I written a function to return the arity of a given function:
if f == + return 2 # arithmetic functions
if f == - return 2
if f == * return 2
if f == / return 2
if f == ^ return 2
if f == % return 2
if f == sin return 1 # trig functions
if f == cos return 1
if f == tan return 1
It works fine for +, -, sin, cos, and tan, but fails for the others with the error message:
ERROR: syntax: “*” is not a unary operator.
Why doesn’t this work for all the included functions?
: before the troublesome symbols.
NB: and back-ticks in your post in the lines before
function and after
In julia, a function does not have a fixed arity, only methods do. I believe you can get the arity of a method like so
Note the indexing
 picking the first out of many methods in the method list. The
-1 is required since I believe the function itself counts as one argument.

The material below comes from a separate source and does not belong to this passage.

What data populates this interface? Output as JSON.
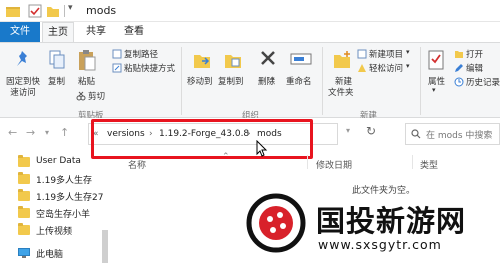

Many thanks for thid information!
If you are happy with the manual-ness of the first solution you can use dispatch for it:
arity(::typeof(+)) = 2
arity(::typeof(sin)) = 1
arity(f) = extrema(m -> m.nargs, methods(f)) .- 1
findarity(f, k) = (ms = collect(methods(f)); ms[findall(m -> m.nargs - 1 == k, ms)])
Why is the maximum of the arities of
+ equal to 5?
- +(a:: BigInt , b:: BigInt , c:: BigInt , d:: BigInt , e:: BigInt ) in Base.GMP at gmp.jl:521
- +(a:: BigFloat , b:: BigFloat , c:: BigFloat , d:: BigFloat , e:: BigFloat ) in Base.MPFR at mpfr.jl:549
+ can take many arguments. The reason might be that intermediate allocations can be avoided for
+(A,B,C) where the arguments are matrices.